Work request: Work through the entries below and show every line in which "Individu" is found.

───── Data for this task ─────

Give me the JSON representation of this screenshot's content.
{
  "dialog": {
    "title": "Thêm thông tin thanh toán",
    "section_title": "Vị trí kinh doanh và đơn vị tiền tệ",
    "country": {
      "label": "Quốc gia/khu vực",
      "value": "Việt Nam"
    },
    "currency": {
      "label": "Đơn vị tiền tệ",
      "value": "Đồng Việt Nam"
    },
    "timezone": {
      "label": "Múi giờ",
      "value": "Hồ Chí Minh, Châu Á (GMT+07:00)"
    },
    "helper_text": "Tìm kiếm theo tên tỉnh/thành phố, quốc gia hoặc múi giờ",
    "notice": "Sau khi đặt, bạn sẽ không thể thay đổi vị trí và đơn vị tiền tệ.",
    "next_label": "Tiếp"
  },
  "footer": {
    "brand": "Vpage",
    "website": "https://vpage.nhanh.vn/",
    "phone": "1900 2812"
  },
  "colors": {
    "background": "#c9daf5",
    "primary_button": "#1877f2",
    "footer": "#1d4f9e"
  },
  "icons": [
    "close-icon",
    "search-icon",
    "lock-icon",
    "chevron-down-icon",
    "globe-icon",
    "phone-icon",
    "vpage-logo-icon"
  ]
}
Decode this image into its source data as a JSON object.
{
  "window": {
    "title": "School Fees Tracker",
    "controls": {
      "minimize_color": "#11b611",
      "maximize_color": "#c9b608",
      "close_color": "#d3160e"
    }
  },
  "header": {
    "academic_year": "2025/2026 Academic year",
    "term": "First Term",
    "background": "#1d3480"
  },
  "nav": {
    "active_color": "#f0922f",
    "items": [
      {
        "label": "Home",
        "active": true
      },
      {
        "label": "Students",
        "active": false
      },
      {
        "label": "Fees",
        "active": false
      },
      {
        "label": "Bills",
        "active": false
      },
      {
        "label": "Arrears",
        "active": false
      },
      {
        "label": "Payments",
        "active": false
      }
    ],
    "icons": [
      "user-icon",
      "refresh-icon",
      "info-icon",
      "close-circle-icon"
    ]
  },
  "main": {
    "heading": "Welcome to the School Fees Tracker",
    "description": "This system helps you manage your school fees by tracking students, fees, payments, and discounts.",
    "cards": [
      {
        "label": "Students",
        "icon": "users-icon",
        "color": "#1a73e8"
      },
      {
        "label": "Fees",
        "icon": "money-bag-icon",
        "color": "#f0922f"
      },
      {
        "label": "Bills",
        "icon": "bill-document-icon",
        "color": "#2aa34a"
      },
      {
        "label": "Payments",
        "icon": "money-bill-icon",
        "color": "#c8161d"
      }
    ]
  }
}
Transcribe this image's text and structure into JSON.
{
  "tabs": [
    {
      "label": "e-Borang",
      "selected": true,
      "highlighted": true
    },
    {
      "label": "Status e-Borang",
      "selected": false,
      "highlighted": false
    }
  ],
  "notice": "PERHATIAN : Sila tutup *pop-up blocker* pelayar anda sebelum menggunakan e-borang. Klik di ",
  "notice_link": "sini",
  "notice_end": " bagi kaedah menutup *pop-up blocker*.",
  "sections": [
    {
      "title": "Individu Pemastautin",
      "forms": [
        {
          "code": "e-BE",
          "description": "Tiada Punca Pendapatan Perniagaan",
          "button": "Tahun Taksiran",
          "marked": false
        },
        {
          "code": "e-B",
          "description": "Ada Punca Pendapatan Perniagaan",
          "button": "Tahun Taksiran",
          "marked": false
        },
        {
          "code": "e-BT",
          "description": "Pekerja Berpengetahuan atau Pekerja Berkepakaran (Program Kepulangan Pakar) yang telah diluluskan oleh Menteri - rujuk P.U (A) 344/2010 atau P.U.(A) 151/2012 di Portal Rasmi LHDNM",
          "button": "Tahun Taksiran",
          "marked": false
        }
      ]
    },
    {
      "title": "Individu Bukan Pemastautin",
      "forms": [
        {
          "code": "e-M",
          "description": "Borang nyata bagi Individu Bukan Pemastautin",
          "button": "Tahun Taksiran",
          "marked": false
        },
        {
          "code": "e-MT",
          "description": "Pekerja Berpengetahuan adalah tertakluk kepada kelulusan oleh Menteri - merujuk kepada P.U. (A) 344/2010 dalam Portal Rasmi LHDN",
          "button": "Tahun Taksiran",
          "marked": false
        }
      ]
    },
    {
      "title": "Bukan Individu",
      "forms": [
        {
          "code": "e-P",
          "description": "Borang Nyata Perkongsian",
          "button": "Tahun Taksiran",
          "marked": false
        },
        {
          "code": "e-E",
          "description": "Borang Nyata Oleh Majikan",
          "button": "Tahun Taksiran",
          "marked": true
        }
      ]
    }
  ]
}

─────

Expected answer:
      "title": "Individu Pemastautin",
      "title": "Individu Bukan Pemastautin",
          "description": "Borang nyata bagi Individu Bukan Pemastautin",
      "title": "Bukan Individu",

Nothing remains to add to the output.